### Aim of the task
Write out the entries exactly. None of the pictures should appear in the copy.
______________________________
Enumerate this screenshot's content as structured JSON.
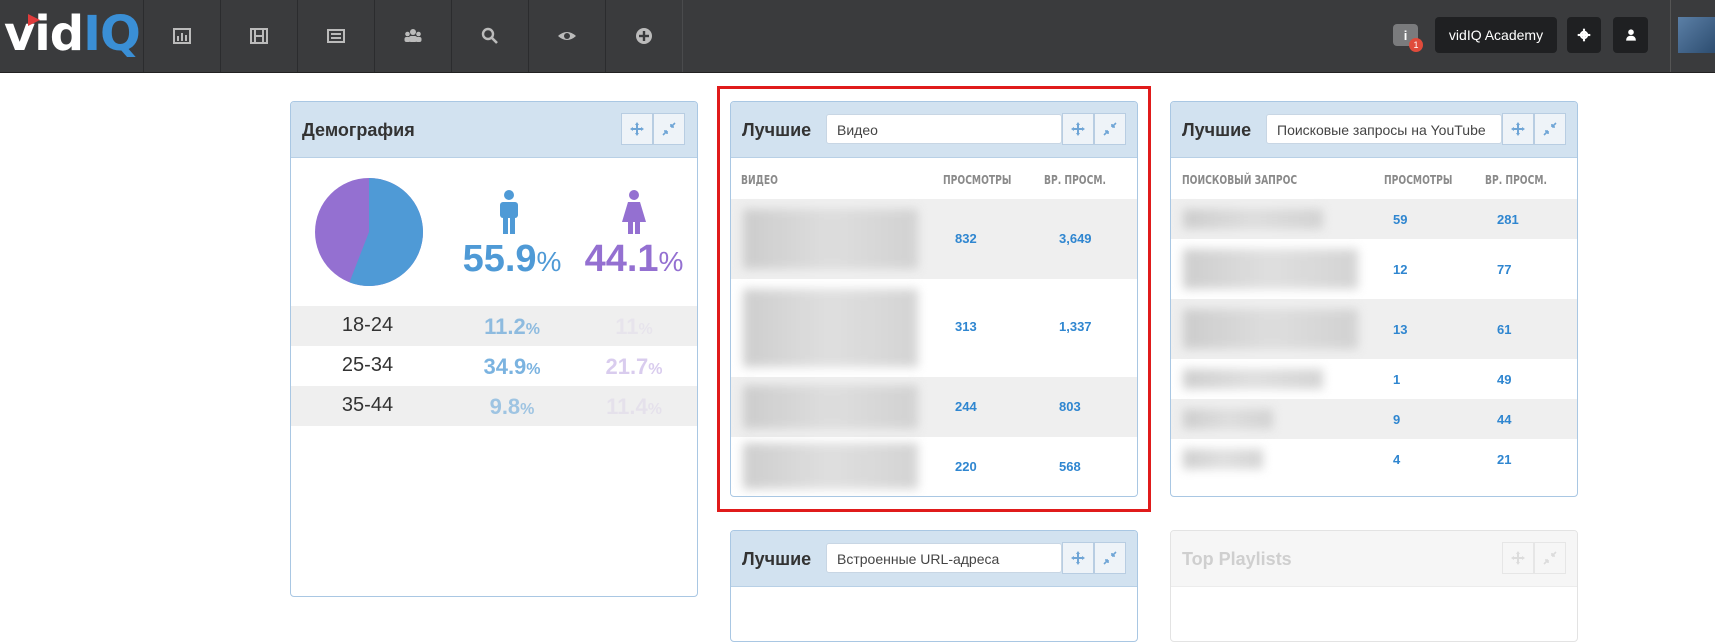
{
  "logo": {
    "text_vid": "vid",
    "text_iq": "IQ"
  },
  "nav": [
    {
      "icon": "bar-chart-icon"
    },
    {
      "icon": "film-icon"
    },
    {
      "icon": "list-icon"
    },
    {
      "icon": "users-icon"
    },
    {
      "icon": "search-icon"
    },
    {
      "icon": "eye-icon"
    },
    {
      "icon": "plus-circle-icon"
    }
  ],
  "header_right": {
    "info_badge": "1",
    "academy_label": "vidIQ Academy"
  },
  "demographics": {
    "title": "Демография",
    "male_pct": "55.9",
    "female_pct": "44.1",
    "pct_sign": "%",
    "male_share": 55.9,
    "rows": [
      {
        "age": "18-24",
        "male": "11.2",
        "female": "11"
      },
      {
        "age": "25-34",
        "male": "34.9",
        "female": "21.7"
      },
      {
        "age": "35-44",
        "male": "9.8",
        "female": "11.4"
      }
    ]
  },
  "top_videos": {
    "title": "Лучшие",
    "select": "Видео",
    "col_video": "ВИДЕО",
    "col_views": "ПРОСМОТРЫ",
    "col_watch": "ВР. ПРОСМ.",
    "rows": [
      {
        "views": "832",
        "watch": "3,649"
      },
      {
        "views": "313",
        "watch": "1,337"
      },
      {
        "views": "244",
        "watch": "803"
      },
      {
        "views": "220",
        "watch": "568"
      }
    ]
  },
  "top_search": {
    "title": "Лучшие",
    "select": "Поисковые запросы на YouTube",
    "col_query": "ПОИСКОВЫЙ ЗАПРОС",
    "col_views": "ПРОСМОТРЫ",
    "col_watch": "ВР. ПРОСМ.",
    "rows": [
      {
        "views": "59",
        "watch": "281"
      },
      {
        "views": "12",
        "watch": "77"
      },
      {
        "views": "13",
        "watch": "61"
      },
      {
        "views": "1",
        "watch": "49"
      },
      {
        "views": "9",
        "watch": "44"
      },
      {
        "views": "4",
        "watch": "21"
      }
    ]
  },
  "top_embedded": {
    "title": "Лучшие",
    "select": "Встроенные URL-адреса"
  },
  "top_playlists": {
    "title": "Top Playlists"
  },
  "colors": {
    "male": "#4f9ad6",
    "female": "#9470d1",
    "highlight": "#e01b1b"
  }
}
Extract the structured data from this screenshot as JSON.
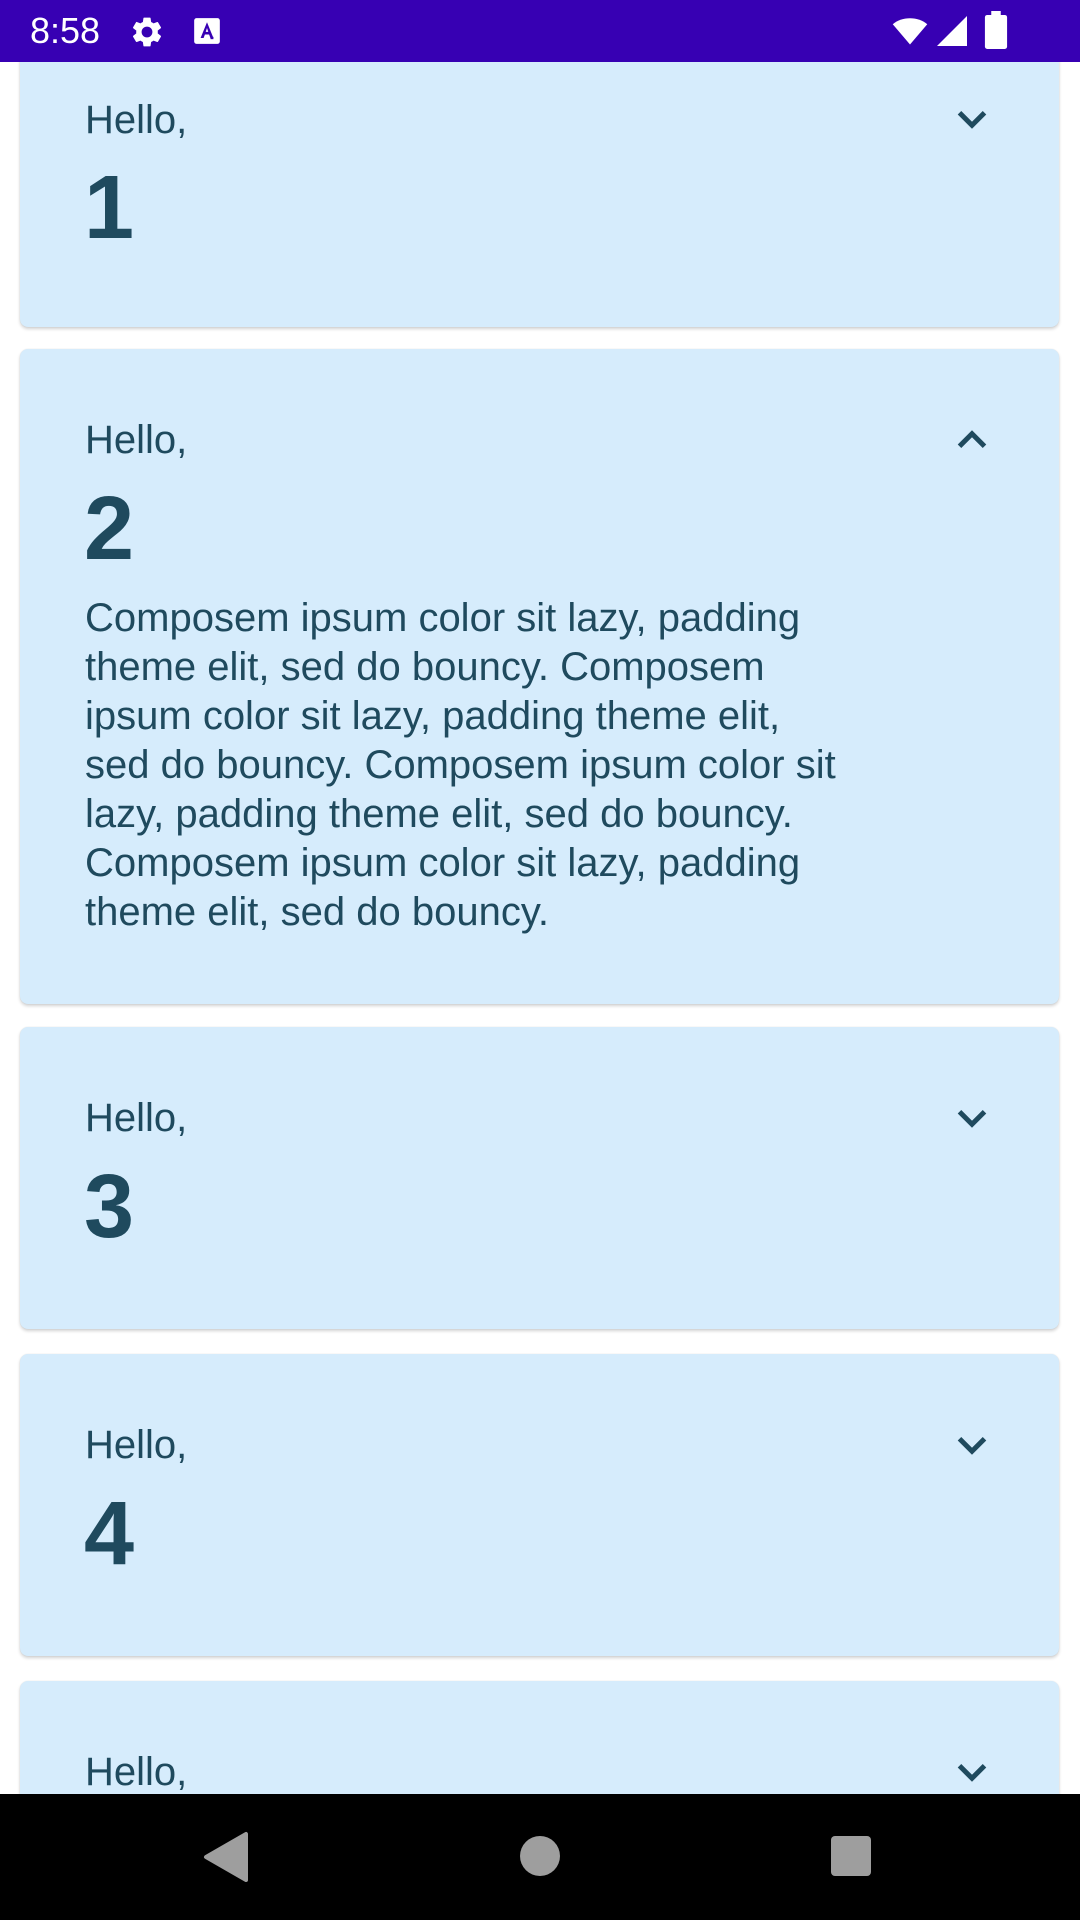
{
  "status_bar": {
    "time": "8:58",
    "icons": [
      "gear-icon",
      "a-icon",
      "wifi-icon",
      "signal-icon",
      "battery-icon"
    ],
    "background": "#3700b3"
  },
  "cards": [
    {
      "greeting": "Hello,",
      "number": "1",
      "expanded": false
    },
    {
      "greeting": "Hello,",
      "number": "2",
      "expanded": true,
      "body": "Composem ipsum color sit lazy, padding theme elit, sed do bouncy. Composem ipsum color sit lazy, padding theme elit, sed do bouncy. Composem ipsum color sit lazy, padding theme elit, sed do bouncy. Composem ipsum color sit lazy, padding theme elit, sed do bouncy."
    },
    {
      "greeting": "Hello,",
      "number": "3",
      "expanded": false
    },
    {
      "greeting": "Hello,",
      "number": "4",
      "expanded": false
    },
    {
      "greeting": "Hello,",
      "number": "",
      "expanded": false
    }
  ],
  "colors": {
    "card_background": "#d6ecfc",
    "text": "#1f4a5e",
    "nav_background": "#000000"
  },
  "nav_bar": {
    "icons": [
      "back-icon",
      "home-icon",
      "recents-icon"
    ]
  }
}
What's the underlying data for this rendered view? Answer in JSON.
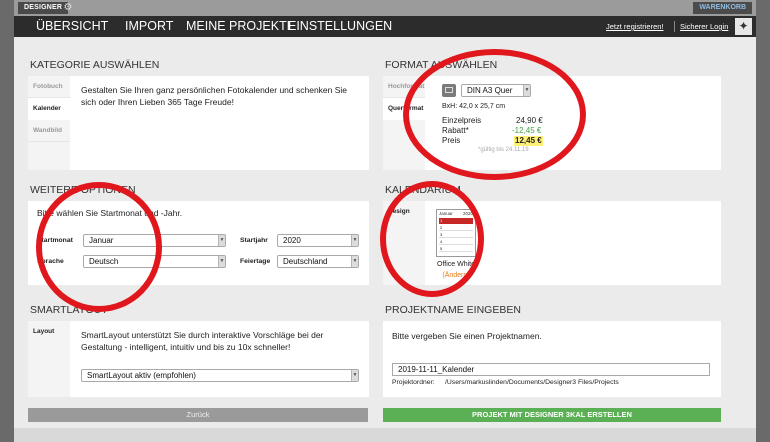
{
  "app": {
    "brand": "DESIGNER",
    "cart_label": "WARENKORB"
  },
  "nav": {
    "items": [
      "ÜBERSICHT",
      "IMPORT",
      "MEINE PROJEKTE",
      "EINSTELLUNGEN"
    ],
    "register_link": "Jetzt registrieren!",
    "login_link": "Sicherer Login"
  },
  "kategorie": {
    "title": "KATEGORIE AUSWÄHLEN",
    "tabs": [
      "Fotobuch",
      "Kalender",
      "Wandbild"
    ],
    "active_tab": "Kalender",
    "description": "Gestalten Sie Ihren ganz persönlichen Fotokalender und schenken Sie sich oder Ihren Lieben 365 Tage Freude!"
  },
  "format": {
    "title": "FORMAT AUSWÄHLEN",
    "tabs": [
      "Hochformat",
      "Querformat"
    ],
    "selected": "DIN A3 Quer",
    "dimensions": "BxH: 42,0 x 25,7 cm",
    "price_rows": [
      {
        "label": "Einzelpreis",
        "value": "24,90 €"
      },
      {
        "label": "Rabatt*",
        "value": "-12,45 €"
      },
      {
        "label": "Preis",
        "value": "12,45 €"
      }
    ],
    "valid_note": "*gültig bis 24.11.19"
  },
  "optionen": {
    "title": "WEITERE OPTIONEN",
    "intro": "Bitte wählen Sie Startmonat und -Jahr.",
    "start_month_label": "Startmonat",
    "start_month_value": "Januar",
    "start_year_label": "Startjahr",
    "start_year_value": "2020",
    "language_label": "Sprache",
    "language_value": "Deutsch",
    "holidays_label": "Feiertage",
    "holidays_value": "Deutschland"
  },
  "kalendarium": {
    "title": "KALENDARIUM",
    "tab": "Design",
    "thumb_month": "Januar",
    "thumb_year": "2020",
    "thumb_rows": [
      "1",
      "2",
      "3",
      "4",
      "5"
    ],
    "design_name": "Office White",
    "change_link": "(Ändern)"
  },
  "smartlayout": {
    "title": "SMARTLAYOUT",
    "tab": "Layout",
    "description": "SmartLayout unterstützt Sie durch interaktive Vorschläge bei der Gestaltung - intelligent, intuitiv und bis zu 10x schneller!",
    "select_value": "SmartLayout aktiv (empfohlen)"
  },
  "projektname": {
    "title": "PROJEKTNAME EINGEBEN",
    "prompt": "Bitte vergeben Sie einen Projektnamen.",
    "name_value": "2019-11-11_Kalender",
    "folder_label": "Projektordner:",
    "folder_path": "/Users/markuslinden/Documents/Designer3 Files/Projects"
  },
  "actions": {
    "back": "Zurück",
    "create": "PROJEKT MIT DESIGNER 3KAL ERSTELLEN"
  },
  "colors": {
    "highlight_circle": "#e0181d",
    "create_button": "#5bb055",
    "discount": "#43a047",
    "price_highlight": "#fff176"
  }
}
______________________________
### Exercise answer
Enumerate this screenshot's content as structured JSON.
{
  "logo": {
    "text_vid": "vid",
    "text_iq": "IQ"
  },
  "nav": [
    {
      "icon": "bar-chart-icon"
    },
    {
      "icon": "film-icon"
    },
    {
      "icon": "list-icon"
    },
    {
      "icon": "users-icon"
    },
    {
      "icon": "search-icon"
    },
    {
      "icon": "eye-icon"
    },
    {
      "icon": "plus-circle-icon"
    }
  ],
  "header_right": {
    "info_badge": "1",
    "academy_label": "vidIQ Academy"
  },
  "demographics": {
    "title": "Демография",
    "male_pct": "55.9",
    "female_pct": "44.1",
    "pct_sign": "%",
    "male_share": 55.9,
    "rows": [
      {
        "age": "18-24",
        "male": "11.2",
        "female": "11"
      },
      {
        "age": "25-34",
        "male": "34.9",
        "female": "21.7"
      },
      {
        "age": "35-44",
        "male": "9.8",
        "female": "11.4"
      }
    ]
  },
  "top_videos": {
    "title": "Лучшие",
    "select": "Видео",
    "col_video": "ВИДЕО",
    "col_views": "ПРОСМОТРЫ",
    "col_watch": "ВР. ПРОСМ.",
    "rows": [
      {
        "views": "832",
        "watch": "3,649"
      },
      {
        "views": "313",
        "watch": "1,337"
      },
      {
        "views": "244",
        "watch": "803"
      },
      {
        "views": "220",
        "watch": "568"
      }
    ]
  },
  "top_search": {
    "title": "Лучшие",
    "select": "Поисковые запросы на YouTube",
    "col_query": "ПОИСКОВЫЙ ЗАПРОС",
    "col_views": "ПРОСМОТРЫ",
    "col_watch": "ВР. ПРОСМ.",
    "rows": [
      {
        "views": "59",
        "watch": "281"
      },
      {
        "views": "12",
        "watch": "77"
      },
      {
        "views": "13",
        "watch": "61"
      },
      {
        "views": "1",
        "watch": "49"
      },
      {
        "views": "9",
        "watch": "44"
      },
      {
        "views": "4",
        "watch": "21"
      }
    ]
  },
  "top_embedded": {
    "title": "Лучшие",
    "select": "Встроенные URL-адреса"
  },
  "top_playlists": {
    "title": "Top Playlists"
  },
  "colors": {
    "male": "#4f9ad6",
    "female": "#9470d1",
    "highlight": "#e01b1b"
  }
}
Extract the structured data from this screenshot as JSON.
{
  "status_bar": {
    "time": "8:58",
    "icons": [
      "gear-icon",
      "a-icon",
      "wifi-icon",
      "signal-icon",
      "battery-icon"
    ],
    "background": "#3700b3"
  },
  "cards": [
    {
      "greeting": "Hello,",
      "number": "1",
      "expanded": false
    },
    {
      "greeting": "Hello,",
      "number": "2",
      "expanded": true,
      "body": "Composem ipsum color sit lazy, padding theme elit, sed do bouncy. Composem ipsum color sit lazy, padding theme elit, sed do bouncy. Composem ipsum color sit lazy, padding theme elit, sed do bouncy. Composem ipsum color sit lazy, padding theme elit, sed do bouncy."
    },
    {
      "greeting": "Hello,",
      "number": "3",
      "expanded": false
    },
    {
      "greeting": "Hello,",
      "number": "4",
      "expanded": false
    },
    {
      "greeting": "Hello,",
      "number": "",
      "expanded": false
    }
  ],
  "colors": {
    "card_background": "#d6ecfc",
    "text": "#1f4a5e",
    "nav_background": "#000000"
  },
  "nav_bar": {
    "icons": [
      "back-icon",
      "home-icon",
      "recents-icon"
    ]
  }
}
What's the underlying data for this rendered view? Answer in JSON.
{
  "app": {
    "brand": "DESIGNER",
    "cart_label": "WARENKORB"
  },
  "nav": {
    "items": [
      "ÜBERSICHT",
      "IMPORT",
      "MEINE PROJEKTE",
      "EINSTELLUNGEN"
    ],
    "register_link": "Jetzt registrieren!",
    "login_link": "Sicherer Login"
  },
  "kategorie": {
    "title": "KATEGORIE AUSWÄHLEN",
    "tabs": [
      "Fotobuch",
      "Kalender",
      "Wandbild"
    ],
    "active_tab": "Kalender",
    "description": "Gestalten Sie Ihren ganz persönlichen Fotokalender und schenken Sie sich oder Ihren Lieben 365 Tage Freude!"
  },
  "format": {
    "title": "FORMAT AUSWÄHLEN",
    "tabs": [
      "Hochformat",
      "Querformat"
    ],
    "selected": "DIN A3 Quer",
    "dimensions": "BxH: 42,0 x 25,7 cm",
    "price_rows": [
      {
        "label": "Einzelpreis",
        "value": "24,90 €"
      },
      {
        "label": "Rabatt*",
        "value": "-12,45 €"
      },
      {
        "label": "Preis",
        "value": "12,45 €"
      }
    ],
    "valid_note": "*gültig bis 24.11.19"
  },
  "optionen": {
    "title": "WEITERE OPTIONEN",
    "intro": "Bitte wählen Sie Startmonat und -Jahr.",
    "start_month_label": "Startmonat",
    "start_month_value": "Januar",
    "start_year_label": "Startjahr",
    "start_year_value": "2020",
    "language_label": "Sprache",
    "language_value": "Deutsch",
    "holidays_label": "Feiertage",
    "holidays_value": "Deutschland"
  },
  "kalendarium": {
    "title": "KALENDARIUM",
    "tab": "Design",
    "thumb_month": "Januar",
    "thumb_year": "2020",
    "thumb_rows": [
      "1",
      "2",
      "3",
      "4",
      "5"
    ],
    "design_name": "Office White",
    "change_link": "(Ändern)"
  },
  "smartlayout": {
    "title": "SMARTLAYOUT",
    "tab": "Layout",
    "description": "SmartLayout unterstützt Sie durch interaktive Vorschläge bei der Gestaltung - intelligent, intuitiv und bis zu 10x schneller!",
    "select_value": "SmartLayout aktiv (empfohlen)"
  },
  "projektname": {
    "title": "PROJEKTNAME EINGEBEN",
    "prompt": "Bitte vergeben Sie einen Projektnamen.",
    "name_value": "2019-11-11_Kalender",
    "folder_label": "Projektordner:",
    "folder_path": "/Users/markuslinden/Documents/Designer3 Files/Projects"
  },
  "actions": {
    "back": "Zurück",
    "create": "PROJEKT MIT DESIGNER 3KAL ERSTELLEN"
  },
  "colors": {
    "highlight_circle": "#e0181d",
    "create_button": "#5bb055",
    "discount": "#43a047",
    "price_highlight": "#fff176"
  }
}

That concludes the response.